Work to be completed:
Count the lines in the records below that contain the word "Server", and give only that count.

Listed records:
__________
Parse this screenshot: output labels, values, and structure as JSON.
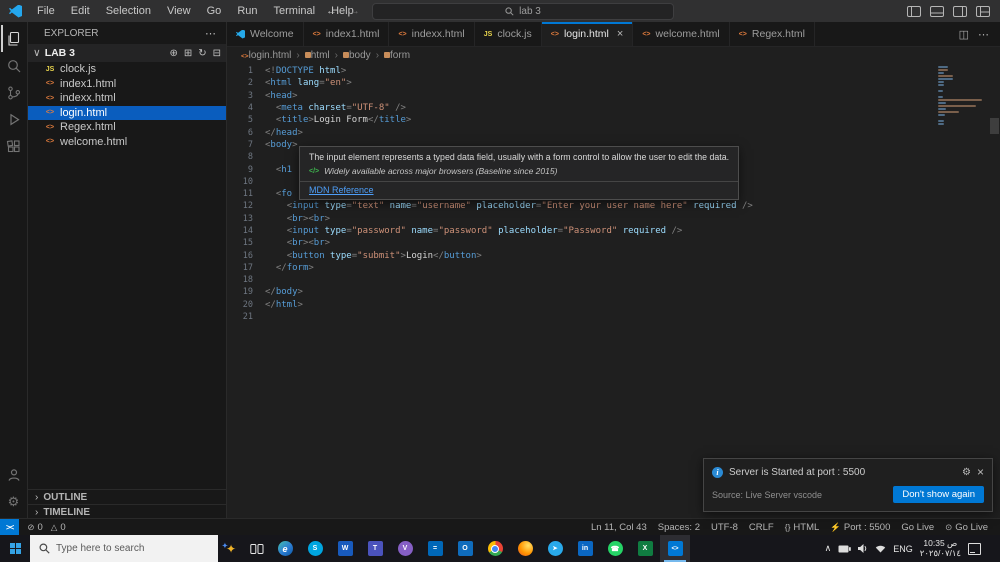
{
  "colors": {
    "accent": "#0078d4",
    "selection_blue": "#0a5dbe",
    "html_icon": "#e57e3e",
    "js_icon": "#e8d44d",
    "link_blue": "#4d9ef8",
    "notification_button": "#0078d4"
  },
  "title_bar": {
    "menus": [
      "File",
      "Edit",
      "Selection",
      "View",
      "Go",
      "Run",
      "Terminal",
      "Help"
    ],
    "search_value": "lab 3"
  },
  "explorer": {
    "header": "EXPLORER",
    "folder": "LAB 3",
    "files": [
      {
        "name": "clock.js",
        "type": "js"
      },
      {
        "name": "index1.html",
        "type": "html"
      },
      {
        "name": "indexx.html",
        "type": "html"
      },
      {
        "name": "login.html",
        "type": "html",
        "selected": true
      },
      {
        "name": "Regex.html",
        "type": "html"
      },
      {
        "name": "welcome.html",
        "type": "html"
      }
    ],
    "sections": [
      "OUTLINE",
      "TIMELINE"
    ]
  },
  "tabs": [
    {
      "label": "Welcome",
      "icon": "vscode"
    },
    {
      "label": "index1.html",
      "icon": "html"
    },
    {
      "label": "indexx.html",
      "icon": "html"
    },
    {
      "label": "clock.js",
      "icon": "js"
    },
    {
      "label": "login.html",
      "icon": "html",
      "active": true
    },
    {
      "label": "welcome.html",
      "icon": "html"
    },
    {
      "label": "Regex.html",
      "icon": "html"
    }
  ],
  "breadcrumb": [
    "login.html",
    "html",
    "body",
    "form"
  ],
  "editor": {
    "active_line": 11,
    "lines": [
      [
        [
          "p",
          "<!"
        ],
        [
          "tag",
          "DOCTYPE"
        ],
        [
          "w",
          " "
        ],
        [
          "attr",
          "html"
        ],
        [
          "p",
          ">"
        ]
      ],
      [
        [
          "p",
          "<"
        ],
        [
          "tag",
          "html"
        ],
        [
          "w",
          " "
        ],
        [
          "attr",
          "lang"
        ],
        [
          "p",
          "="
        ],
        [
          "str",
          "\"en\""
        ],
        [
          "p",
          ">"
        ]
      ],
      [
        [
          "p",
          "<"
        ],
        [
          "tag",
          "head"
        ],
        [
          "p",
          ">"
        ]
      ],
      [
        [
          "w",
          "  "
        ],
        [
          "p",
          "<"
        ],
        [
          "tag",
          "meta"
        ],
        [
          "w",
          " "
        ],
        [
          "attr",
          "charset"
        ],
        [
          "p",
          "="
        ],
        [
          "str",
          "\"UTF-8\""
        ],
        [
          "w",
          " "
        ],
        [
          "p",
          "/>"
        ]
      ],
      [
        [
          "w",
          "  "
        ],
        [
          "p",
          "<"
        ],
        [
          "tag",
          "title"
        ],
        [
          "p",
          ">"
        ],
        [
          "w",
          "Login Form"
        ],
        [
          "p",
          "</"
        ],
        [
          "tag",
          "title"
        ],
        [
          "p",
          ">"
        ]
      ],
      [
        [
          "p",
          "</"
        ],
        [
          "tag",
          "head"
        ],
        [
          "p",
          ">"
        ]
      ],
      [
        [
          "p",
          "<"
        ],
        [
          "tag",
          "body"
        ],
        [
          "p",
          ">"
        ]
      ],
      [],
      [
        [
          "w",
          "  "
        ],
        [
          "p",
          "<"
        ],
        [
          "tag",
          "h1"
        ]
      ],
      [],
      [
        [
          "w",
          "  "
        ],
        [
          "p",
          "<"
        ],
        [
          "tag",
          "fo"
        ]
      ],
      [
        [
          "w",
          "    "
        ],
        [
          "p",
          "<"
        ],
        [
          "tag",
          "input"
        ],
        [
          "w",
          " "
        ],
        [
          "attr",
          "type"
        ],
        [
          "p",
          "="
        ],
        [
          "str",
          "\"text\""
        ],
        [
          "w",
          " "
        ],
        [
          "attr",
          "name"
        ],
        [
          "p",
          "="
        ],
        [
          "str",
          "\"username\""
        ],
        [
          "w",
          " "
        ],
        [
          "attr",
          "placeholder"
        ],
        [
          "p",
          "="
        ],
        [
          "str",
          "\"Enter your user name here\""
        ],
        [
          "w",
          " "
        ],
        [
          "attr",
          "required"
        ],
        [
          "w",
          " "
        ],
        [
          "p",
          "/>"
        ]
      ],
      [
        [
          "w",
          "    "
        ],
        [
          "p",
          "<"
        ],
        [
          "tag",
          "br"
        ],
        [
          "p",
          "><"
        ],
        [
          "tag",
          "br"
        ],
        [
          "p",
          ">"
        ]
      ],
      [
        [
          "w",
          "    "
        ],
        [
          "p",
          "<"
        ],
        [
          "tag",
          "input"
        ],
        [
          "w",
          " "
        ],
        [
          "attr",
          "type"
        ],
        [
          "p",
          "="
        ],
        [
          "str",
          "\"password\""
        ],
        [
          "w",
          " "
        ],
        [
          "attr",
          "name"
        ],
        [
          "p",
          "="
        ],
        [
          "str",
          "\"password\""
        ],
        [
          "w",
          " "
        ],
        [
          "attr",
          "placeholder"
        ],
        [
          "p",
          "="
        ],
        [
          "str",
          "\"Password\""
        ],
        [
          "w",
          " "
        ],
        [
          "attr",
          "required"
        ],
        [
          "w",
          " "
        ],
        [
          "p",
          "/>"
        ]
      ],
      [
        [
          "w",
          "    "
        ],
        [
          "p",
          "<"
        ],
        [
          "tag",
          "br"
        ],
        [
          "p",
          "><"
        ],
        [
          "tag",
          "br"
        ],
        [
          "p",
          ">"
        ]
      ],
      [
        [
          "w",
          "    "
        ],
        [
          "p",
          "<"
        ],
        [
          "tag",
          "button"
        ],
        [
          "w",
          " "
        ],
        [
          "attr",
          "type"
        ],
        [
          "p",
          "="
        ],
        [
          "str",
          "\"submit\""
        ],
        [
          "p",
          ">"
        ],
        [
          "w",
          "Login"
        ],
        [
          "p",
          "</"
        ],
        [
          "tag",
          "button"
        ],
        [
          "p",
          ">"
        ]
      ],
      [
        [
          "w",
          "  "
        ],
        [
          "p",
          "</"
        ],
        [
          "tag",
          "form"
        ],
        [
          "p",
          ">"
        ]
      ],
      [],
      [
        [
          "p",
          "</"
        ],
        [
          "tag",
          "body"
        ],
        [
          "p",
          ">"
        ]
      ],
      [
        [
          "p",
          "</"
        ],
        [
          "tag",
          "html"
        ],
        [
          "p",
          ">"
        ]
      ],
      []
    ]
  },
  "tooltip": {
    "description": "The input element represents a typed data field, usually with a form control to allow the user to edit the data.",
    "baseline": "Widely available across major browsers (Baseline since 2015)",
    "link": "MDN Reference"
  },
  "notification": {
    "title": "Server is Started at port : 5500",
    "source": "Source: Live Server vscode",
    "button": "Don't show again"
  },
  "status_bar": {
    "left": [
      {
        "icon": "remote",
        "label": ""
      },
      {
        "icon": "error-circle",
        "label": "0"
      },
      {
        "icon": "warning-triangle",
        "label": "0"
      }
    ],
    "right": [
      {
        "label": "Ln 11, Col 43"
      },
      {
        "label": "Spaces: 2"
      },
      {
        "label": "UTF-8"
      },
      {
        "label": "CRLF"
      },
      {
        "icon": "braces",
        "label": "HTML"
      },
      {
        "icon": "plug",
        "label": "Port : 5500"
      },
      {
        "label": "Go Live"
      },
      {
        "icon": "broadcast",
        "label": "Go Live"
      }
    ]
  },
  "taskbar": {
    "search_placeholder": "Type here to search",
    "apps": [
      {
        "name": "edge",
        "glyph": "e",
        "color": "grad",
        "shape": "circle"
      },
      {
        "name": "skype",
        "glyph": "S",
        "color": "#00a5e0",
        "shape": "circle"
      },
      {
        "name": "word",
        "glyph": "W",
        "color": "#185abd",
        "shape": "square"
      },
      {
        "name": "teams",
        "glyph": "T",
        "color": "#4b53bc",
        "shape": "square"
      },
      {
        "name": "visual-studio",
        "glyph": "V",
        "color": "#865fc5",
        "shape": "circle"
      },
      {
        "name": "calculator",
        "glyph": "=",
        "color": "#0067b8",
        "shape": "square"
      },
      {
        "name": "outlook",
        "glyph": "O",
        "color": "#0f6cbd",
        "shape": "square"
      },
      {
        "name": "chrome",
        "glyph": "",
        "color": "grad",
        "shape": "circle"
      },
      {
        "name": "firefox",
        "glyph": "",
        "color": "grad",
        "shape": "circle"
      },
      {
        "name": "telegram",
        "glyph": "➤",
        "color": "#29a9eb",
        "shape": "circle"
      },
      {
        "name": "linkedin",
        "glyph": "in",
        "color": "#0a66c2",
        "shape": "square"
      },
      {
        "name": "whatsapp",
        "glyph": "☎",
        "color": "#25d366",
        "shape": "circle"
      },
      {
        "name": "excel",
        "glyph": "X",
        "color": "#107c41",
        "shape": "square"
      },
      {
        "name": "vscode",
        "glyph": "<>",
        "color": "#0078d4",
        "shape": "square",
        "active": true
      }
    ],
    "tray": {
      "lang": "ENG",
      "time": "10:35 ص",
      "date": "٢٠٢٥/٠٧/١٤"
    }
  }
}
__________
Reply to the exercise:
2